Mühlburg, formerly a town on its own right, is a borough located in the West of Karlsruhe, Baden-Württemberg, Germany. The name Mühlburg could be translated as Mill-castle and refers to a water mill and a water castle located at the site where a Roman road once crossed the small river Alb.
Mühlburg was first mentioned and referred to as Mulenberc in 1248. In 1258 there was the first mentioning of a castle being owned by Rudolf I Margrave of Baden
In 1274 Mühlburg was, as many neighbouring settlements, occupied by Rudolph of Habsburg. In 1670 Mühlbrug received town privileges and just a few years before Karlsruhe a “letter of freedom” was issued, which relaxed the requirements for craftsmen and new citizens to settle down.
It is believed that the Margraves of Baden planned the expansion of Mühlburg. Any plans of such kind came to a halt in 1689. Following the orders of Louis XIV of France to destroy the margravate of Baden („Ruinez les pays de Bade“), Mühlburg and its castle were destroyed by French troops during the Nine Years' War.
The castle was never rebuilt thereafter and the ruins of the castle were used as building material for a newly founded palace nearby out of which the future city of Karlsruhe would develop.
Mühlburg finally became a borough of Karlsruhe in 1886.

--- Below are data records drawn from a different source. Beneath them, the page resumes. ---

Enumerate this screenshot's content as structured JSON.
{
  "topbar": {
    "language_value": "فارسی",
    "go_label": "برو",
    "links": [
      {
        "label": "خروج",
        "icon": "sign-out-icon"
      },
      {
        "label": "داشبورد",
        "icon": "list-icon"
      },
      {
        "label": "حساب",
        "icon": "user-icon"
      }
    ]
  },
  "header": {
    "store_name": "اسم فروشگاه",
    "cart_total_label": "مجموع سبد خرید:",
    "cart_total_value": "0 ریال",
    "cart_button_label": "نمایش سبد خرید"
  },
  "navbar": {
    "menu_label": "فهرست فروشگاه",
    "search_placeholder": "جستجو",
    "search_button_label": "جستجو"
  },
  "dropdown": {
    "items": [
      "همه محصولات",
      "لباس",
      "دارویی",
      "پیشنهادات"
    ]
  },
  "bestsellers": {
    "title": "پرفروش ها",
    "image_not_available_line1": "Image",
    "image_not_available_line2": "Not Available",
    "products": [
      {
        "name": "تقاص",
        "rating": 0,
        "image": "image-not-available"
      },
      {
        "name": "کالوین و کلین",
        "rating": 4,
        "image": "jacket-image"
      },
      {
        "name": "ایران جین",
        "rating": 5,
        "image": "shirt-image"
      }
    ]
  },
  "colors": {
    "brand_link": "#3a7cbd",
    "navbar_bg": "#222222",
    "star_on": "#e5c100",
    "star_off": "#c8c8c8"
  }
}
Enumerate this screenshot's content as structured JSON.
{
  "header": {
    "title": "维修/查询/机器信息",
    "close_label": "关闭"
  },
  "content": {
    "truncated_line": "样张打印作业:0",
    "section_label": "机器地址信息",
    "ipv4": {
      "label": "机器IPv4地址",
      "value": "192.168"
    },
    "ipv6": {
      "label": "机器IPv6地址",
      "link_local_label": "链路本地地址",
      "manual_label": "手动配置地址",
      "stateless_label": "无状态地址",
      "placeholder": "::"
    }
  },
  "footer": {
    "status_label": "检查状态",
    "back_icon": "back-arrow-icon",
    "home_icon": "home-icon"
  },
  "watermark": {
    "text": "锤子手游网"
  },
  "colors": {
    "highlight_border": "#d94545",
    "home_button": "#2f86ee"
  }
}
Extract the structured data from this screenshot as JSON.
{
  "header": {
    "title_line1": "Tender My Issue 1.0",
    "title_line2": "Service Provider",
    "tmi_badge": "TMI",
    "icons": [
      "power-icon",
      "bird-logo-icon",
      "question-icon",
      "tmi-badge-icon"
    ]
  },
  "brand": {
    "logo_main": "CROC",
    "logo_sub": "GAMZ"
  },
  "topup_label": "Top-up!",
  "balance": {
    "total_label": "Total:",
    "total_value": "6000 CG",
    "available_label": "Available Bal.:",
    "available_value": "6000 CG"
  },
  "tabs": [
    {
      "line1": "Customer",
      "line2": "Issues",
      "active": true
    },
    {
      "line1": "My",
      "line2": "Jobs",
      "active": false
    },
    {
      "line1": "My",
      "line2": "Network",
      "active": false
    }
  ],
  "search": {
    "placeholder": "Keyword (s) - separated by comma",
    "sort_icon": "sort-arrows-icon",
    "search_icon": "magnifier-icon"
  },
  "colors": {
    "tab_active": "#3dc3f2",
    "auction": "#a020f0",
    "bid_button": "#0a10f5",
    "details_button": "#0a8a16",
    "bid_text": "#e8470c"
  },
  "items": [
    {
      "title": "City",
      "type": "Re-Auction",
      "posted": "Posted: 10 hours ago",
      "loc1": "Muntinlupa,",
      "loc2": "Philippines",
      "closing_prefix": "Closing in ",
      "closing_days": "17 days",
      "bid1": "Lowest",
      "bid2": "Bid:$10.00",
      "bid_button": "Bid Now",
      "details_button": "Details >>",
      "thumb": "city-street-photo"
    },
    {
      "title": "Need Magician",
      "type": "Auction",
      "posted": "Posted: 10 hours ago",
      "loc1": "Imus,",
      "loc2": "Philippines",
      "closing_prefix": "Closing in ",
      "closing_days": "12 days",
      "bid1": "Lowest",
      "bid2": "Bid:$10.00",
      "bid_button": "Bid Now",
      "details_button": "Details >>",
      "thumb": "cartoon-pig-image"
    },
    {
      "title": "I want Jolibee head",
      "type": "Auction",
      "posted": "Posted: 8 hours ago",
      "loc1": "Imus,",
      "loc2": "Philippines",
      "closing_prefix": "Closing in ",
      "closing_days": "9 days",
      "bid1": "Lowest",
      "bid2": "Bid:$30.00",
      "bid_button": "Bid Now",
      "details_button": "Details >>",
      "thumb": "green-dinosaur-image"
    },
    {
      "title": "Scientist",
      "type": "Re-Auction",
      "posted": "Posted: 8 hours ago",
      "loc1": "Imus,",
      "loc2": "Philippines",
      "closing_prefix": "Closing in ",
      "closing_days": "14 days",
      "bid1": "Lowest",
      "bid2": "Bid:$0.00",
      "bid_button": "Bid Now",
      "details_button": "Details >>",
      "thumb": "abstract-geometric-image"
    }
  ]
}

- Stadtarchiv Karlsruhe (City Archives); Mühlburg. Streifzüge durch die Ortsgeschichte. Info-Verlag, Karlsruhe 1998, ISBN 3-88190-227-9